Although the highway to the Pakistani side is very well paved yet the sudden altitude gain near the top again may slow down the journey. Likewise, there are checkpoints on both sides of the pass that may also lead to slow down the overall journey.
On the Pakistan side, there is a certain amount of fee charged to all local and international tourists. Currently, it is Rs. 40 from Pakistani tourists and $ 8 from international tourists. The entry fee may be revised every year and knowing the exact amount well in time will be a good idea to manage expenses particularly for large groups.
The pass remains opened from May till November for trade and tourism and in the remainder of the period remains closed and inaccessible due to heavy snowfall. During November it sometimes gets extremely cold and sometimes winds make it hard to stay on the top. However, in fine weather conditions, it is still a place must visit.
There is a daily bus service between Sost (the last human settlement along the KKH), Pakistan, and Tashkurghan, China. Both Pakistani and Chinese buses serve a drop service from their respective bus stations in the home country and return empty. One can hire private Cars/4WD from Sost to Tashkurghan for a drop-off and can proceed to Kashgar using a shared ride or simply hire a taxi.
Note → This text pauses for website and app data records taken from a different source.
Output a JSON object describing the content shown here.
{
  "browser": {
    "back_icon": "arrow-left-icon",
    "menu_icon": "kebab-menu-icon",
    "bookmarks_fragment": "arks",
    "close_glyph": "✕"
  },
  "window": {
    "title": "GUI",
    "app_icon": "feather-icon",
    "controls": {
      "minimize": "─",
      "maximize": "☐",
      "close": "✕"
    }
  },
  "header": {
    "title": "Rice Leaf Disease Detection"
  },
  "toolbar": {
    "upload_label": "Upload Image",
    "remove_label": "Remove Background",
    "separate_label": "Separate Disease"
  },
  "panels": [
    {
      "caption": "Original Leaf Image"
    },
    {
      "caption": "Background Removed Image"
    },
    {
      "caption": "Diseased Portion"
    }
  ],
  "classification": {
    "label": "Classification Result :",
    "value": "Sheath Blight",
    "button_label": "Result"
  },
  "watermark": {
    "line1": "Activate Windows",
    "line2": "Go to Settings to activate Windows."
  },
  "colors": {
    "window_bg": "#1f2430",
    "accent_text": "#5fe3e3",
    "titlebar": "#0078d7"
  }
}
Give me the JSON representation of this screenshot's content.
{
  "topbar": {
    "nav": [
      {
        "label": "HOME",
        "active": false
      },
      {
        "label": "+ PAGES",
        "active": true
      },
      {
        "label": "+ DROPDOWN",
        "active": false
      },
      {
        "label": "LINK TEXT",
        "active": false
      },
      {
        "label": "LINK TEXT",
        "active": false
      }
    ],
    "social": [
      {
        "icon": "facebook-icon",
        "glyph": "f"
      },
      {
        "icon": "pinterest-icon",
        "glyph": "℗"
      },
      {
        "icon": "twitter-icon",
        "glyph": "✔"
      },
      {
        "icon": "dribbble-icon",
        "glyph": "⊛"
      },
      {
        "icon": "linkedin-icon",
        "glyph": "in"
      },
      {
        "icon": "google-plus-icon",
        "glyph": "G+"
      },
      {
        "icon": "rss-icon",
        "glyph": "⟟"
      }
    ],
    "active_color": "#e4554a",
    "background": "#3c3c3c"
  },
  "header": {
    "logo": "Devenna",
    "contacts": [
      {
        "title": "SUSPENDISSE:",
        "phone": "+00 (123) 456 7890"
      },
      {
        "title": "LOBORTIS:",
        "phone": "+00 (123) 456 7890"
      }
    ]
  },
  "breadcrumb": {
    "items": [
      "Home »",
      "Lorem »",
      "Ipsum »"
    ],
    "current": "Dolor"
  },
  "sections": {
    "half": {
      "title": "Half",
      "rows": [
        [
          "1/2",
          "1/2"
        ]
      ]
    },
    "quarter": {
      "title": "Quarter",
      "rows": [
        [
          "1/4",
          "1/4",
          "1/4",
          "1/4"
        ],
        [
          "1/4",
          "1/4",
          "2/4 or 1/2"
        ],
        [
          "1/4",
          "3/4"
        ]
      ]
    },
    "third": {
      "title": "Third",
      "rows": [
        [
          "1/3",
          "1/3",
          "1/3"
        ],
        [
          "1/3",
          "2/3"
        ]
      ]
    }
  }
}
Due to high altitude, it has been observed that some tourists may suffer altitude sickness. The symptoms including feeling dizziness, having headaches, or even experience shortness of breath. It is advisable to immediately return to low altitude and see a doctor or must carry altitude sickness medicine in advance.
During peak summers there are chances of flooding due to sudden snow melting near the top and a timely return is advisable. Moreover, sudden loose-gravel breaks, particularly in rainfall can also cause damages on the highway.
Whether you ride a motorbike or drive a car, and particularly if you are new to the refurbished KKH, be very careful to keep your cool on the accelerator and don’t ever be overconfident. After the renovation, the Karakoram Highway has cost many precious lives. For the tourists travelling from down cities, knowledge of the entire highway before planning to take up a self-drive tour is mandatory. Enjoy the trip and return home with beautiful memories.
Before you go
All Pakistani tourists must carry their CNIC and foreign tourists must have a Passport to prove their identification. Foreign tourists or Pakistani nationals crossing over to China must obviously carry a Chinese Visa (Pass for the people of Gilgit-Baltistan who only wish to travel to the nearby city of Kashgar).
Buses from Sost leave for Tashkurghan in the morning (between 08:00 am and 09:00 am) and it is advisable that the ticket be purchased well in time. In case if you wish to hire a car, there are private Pakistani cars allowed to travel all the way to Kashgar. The fare is not fixed and is negotiable.